= Work required =
Please restate every record below word for word and skip the pictures.

Records Start Marker

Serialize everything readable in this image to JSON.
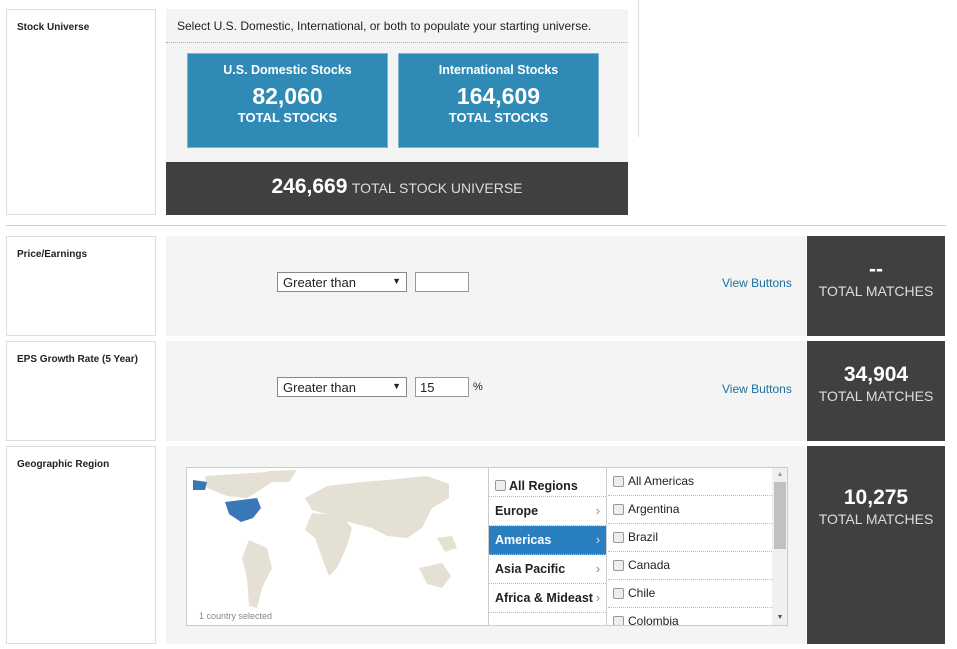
{
  "universe": {
    "label": "Stock Universe",
    "instructions": "Select U.S. Domestic, International, or both to populate your starting universe.",
    "domestic": {
      "title": "U.S. Domestic Stocks",
      "count": "82,060",
      "sub": "TOTAL STOCKS"
    },
    "international": {
      "title": "International Stocks",
      "count": "164,609",
      "sub": "TOTAL STOCKS"
    },
    "total": {
      "count": "246,669",
      "sub": "TOTAL STOCK UNIVERSE"
    }
  },
  "pe": {
    "label": "Price/Earnings",
    "operator": "Greater than",
    "value": "",
    "view_buttons": "View Buttons",
    "matches": "--",
    "matches_label": "TOTAL MATCHES"
  },
  "eps": {
    "label": "EPS Growth Rate (5 Year)",
    "operator": "Greater than",
    "value": "15",
    "unit": "%",
    "view_buttons": "View Buttons",
    "matches": "34,904",
    "matches_label": "TOTAL MATCHES"
  },
  "geo": {
    "label": "Geographic Region",
    "map_status": "1 country selected",
    "selected_color": "#3a78b5",
    "map_color": "#e4e0d3",
    "regions": [
      {
        "label": "All Regions",
        "checkbox": true
      },
      {
        "label": "Europe"
      },
      {
        "label": "Americas",
        "active": true
      },
      {
        "label": "Asia Pacific"
      },
      {
        "label": "Africa & Mideast"
      }
    ],
    "countries": [
      "All Americas",
      "Argentina",
      "Brazil",
      "Canada",
      "Chile",
      "Colombia"
    ],
    "matches": "10,275",
    "matches_label": "TOTAL MATCHES"
  }
}
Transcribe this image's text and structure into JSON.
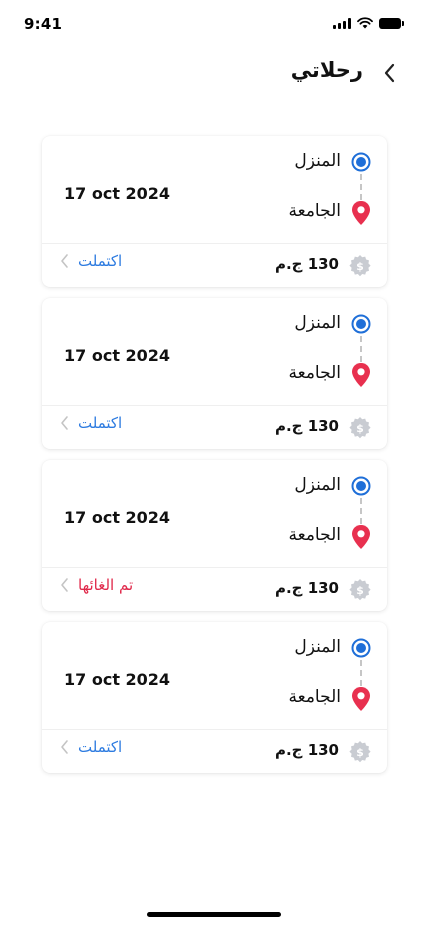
{
  "status_bar": {
    "time": "9:41"
  },
  "header": {
    "title": "رحلاتي",
    "back_icon": "chevron-right-icon"
  },
  "colors": {
    "origin_blue": "#1f6fd8",
    "destination_red": "#e8304f",
    "completed_blue": "#2d7be0",
    "cancelled_red": "#e0284a",
    "price_icon_gray": "#c9ccd2"
  },
  "trips": [
    {
      "origin": "المنزل",
      "destination": "الجامعة",
      "date": "17 oct 2024",
      "price": "130 ج.م",
      "status": "اكتملت",
      "status_type": "completed"
    },
    {
      "origin": "المنزل",
      "destination": "الجامعة",
      "date": "17 oct 2024",
      "price": "130 ج.م",
      "status": "اكتملت",
      "status_type": "completed"
    },
    {
      "origin": "المنزل",
      "destination": "الجامعة",
      "date": "17 oct 2024",
      "price": "130 ج.م",
      "status": "تم الغائها",
      "status_type": "cancelled"
    },
    {
      "origin": "المنزل",
      "destination": "الجامعة",
      "date": "17 oct 2024",
      "price": "130 ج.م",
      "status": "اكتملت",
      "status_type": "completed"
    }
  ]
}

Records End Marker

= The completed task =
Serialize everything readable in this image to JSON.
{
  "universe": {
    "label": "Stock Universe",
    "instructions": "Select U.S. Domestic, International, or both to populate your starting universe.",
    "domestic": {
      "title": "U.S. Domestic Stocks",
      "count": "82,060",
      "sub": "TOTAL STOCKS"
    },
    "international": {
      "title": "International Stocks",
      "count": "164,609",
      "sub": "TOTAL STOCKS"
    },
    "total": {
      "count": "246,669",
      "sub": "TOTAL STOCK UNIVERSE"
    }
  },
  "pe": {
    "label": "Price/Earnings",
    "operator": "Greater than",
    "value": "",
    "view_buttons": "View Buttons",
    "matches": "--",
    "matches_label": "TOTAL MATCHES"
  },
  "eps": {
    "label": "EPS Growth Rate (5 Year)",
    "operator": "Greater than",
    "value": "15",
    "unit": "%",
    "view_buttons": "View Buttons",
    "matches": "34,904",
    "matches_label": "TOTAL MATCHES"
  },
  "geo": {
    "label": "Geographic Region",
    "map_status": "1 country selected",
    "selected_color": "#3a78b5",
    "map_color": "#e4e0d3",
    "regions": [
      {
        "label": "All Regions",
        "checkbox": true
      },
      {
        "label": "Europe"
      },
      {
        "label": "Americas",
        "active": true
      },
      {
        "label": "Asia Pacific"
      },
      {
        "label": "Africa & Mideast"
      }
    ],
    "countries": [
      "All Americas",
      "Argentina",
      "Brazil",
      "Canada",
      "Chile",
      "Colombia"
    ],
    "matches": "10,275",
    "matches_label": "TOTAL MATCHES"
  }
}
Transcribe this image's text and structure into JSON.
{
  "status_bar": {
    "time": "9:41"
  },
  "header": {
    "title": "رحلاتي",
    "back_icon": "chevron-right-icon"
  },
  "colors": {
    "origin_blue": "#1f6fd8",
    "destination_red": "#e8304f",
    "completed_blue": "#2d7be0",
    "cancelled_red": "#e0284a",
    "price_icon_gray": "#c9ccd2"
  },
  "trips": [
    {
      "origin": "المنزل",
      "destination": "الجامعة",
      "date": "17 oct 2024",
      "price": "130 ج.م",
      "status": "اكتملت",
      "status_type": "completed"
    },
    {
      "origin": "المنزل",
      "destination": "الجامعة",
      "date": "17 oct 2024",
      "price": "130 ج.م",
      "status": "اكتملت",
      "status_type": "completed"
    },
    {
      "origin": "المنزل",
      "destination": "الجامعة",
      "date": "17 oct 2024",
      "price": "130 ج.م",
      "status": "تم الغائها",
      "status_type": "cancelled"
    },
    {
      "origin": "المنزل",
      "destination": "الجامعة",
      "date": "17 oct 2024",
      "price": "130 ج.م",
      "status": "اكتملت",
      "status_type": "completed"
    }
  ]
}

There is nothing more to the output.